> _Your goal_: Each entry below should be retyped exactly, with nothing omitted.

> _Records to use_:
╔══

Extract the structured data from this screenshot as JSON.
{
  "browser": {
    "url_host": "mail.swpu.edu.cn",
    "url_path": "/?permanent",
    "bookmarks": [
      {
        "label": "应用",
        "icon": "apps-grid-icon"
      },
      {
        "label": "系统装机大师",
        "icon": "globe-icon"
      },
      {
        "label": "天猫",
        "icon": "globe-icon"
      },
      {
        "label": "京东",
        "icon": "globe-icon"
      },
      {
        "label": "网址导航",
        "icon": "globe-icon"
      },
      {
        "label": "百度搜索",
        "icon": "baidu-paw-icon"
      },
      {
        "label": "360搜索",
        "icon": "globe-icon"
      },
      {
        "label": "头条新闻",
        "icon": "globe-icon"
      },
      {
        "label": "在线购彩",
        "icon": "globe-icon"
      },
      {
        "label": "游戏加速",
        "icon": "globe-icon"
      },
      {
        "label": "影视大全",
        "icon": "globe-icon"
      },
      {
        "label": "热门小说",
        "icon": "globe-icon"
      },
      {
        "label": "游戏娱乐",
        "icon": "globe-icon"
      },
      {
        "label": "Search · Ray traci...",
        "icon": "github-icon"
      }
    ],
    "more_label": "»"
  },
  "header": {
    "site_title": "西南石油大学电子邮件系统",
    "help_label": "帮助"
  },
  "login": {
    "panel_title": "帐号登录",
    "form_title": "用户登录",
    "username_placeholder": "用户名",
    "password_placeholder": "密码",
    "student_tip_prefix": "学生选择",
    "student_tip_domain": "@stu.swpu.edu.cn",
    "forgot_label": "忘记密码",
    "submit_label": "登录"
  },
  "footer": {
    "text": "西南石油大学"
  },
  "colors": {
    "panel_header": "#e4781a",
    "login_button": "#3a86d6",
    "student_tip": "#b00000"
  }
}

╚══

> _Task answer_:
Extract the structured data from this screenshot as JSON.
{
  "browser": {
    "url_host": "mail.swpu.edu.cn",
    "url_path": "/?permanent",
    "bookmarks": [
      {
        "label": "应用",
        "icon": "apps-grid-icon"
      },
      {
        "label": "系统装机大师",
        "icon": "globe-icon"
      },
      {
        "label": "天猫",
        "icon": "globe-icon"
      },
      {
        "label": "京东",
        "icon": "globe-icon"
      },
      {
        "label": "网址导航",
        "icon": "globe-icon"
      },
      {
        "label": "百度搜索",
        "icon": "baidu-paw-icon"
      },
      {
        "label": "360搜索",
        "icon": "globe-icon"
      },
      {
        "label": "头条新闻",
        "icon": "globe-icon"
      },
      {
        "label": "在线购彩",
        "icon": "globe-icon"
      },
      {
        "label": "游戏加速",
        "icon": "globe-icon"
      },
      {
        "label": "影视大全",
        "icon": "globe-icon"
      },
      {
        "label": "热门小说",
        "icon": "globe-icon"
      },
      {
        "label": "游戏娱乐",
        "icon": "globe-icon"
      },
      {
        "label": "Search · Ray traci...",
        "icon": "github-icon"
      }
    ],
    "more_label": "»"
  },
  "header": {
    "site_title": "西南石油大学电子邮件系统",
    "help_label": "帮助"
  },
  "login": {
    "panel_title": "帐号登录",
    "form_title": "用户登录",
    "username_placeholder": "用户名",
    "password_placeholder": "密码",
    "student_tip_prefix": "学生选择",
    "student_tip_domain": "@stu.swpu.edu.cn",
    "forgot_label": "忘记密码",
    "submit_label": "登录"
  },
  "footer": {
    "text": "西南石油大学"
  },
  "colors": {
    "panel_header": "#e4781a",
    "login_button": "#3a86d6",
    "student_tip": "#b00000"
  }
}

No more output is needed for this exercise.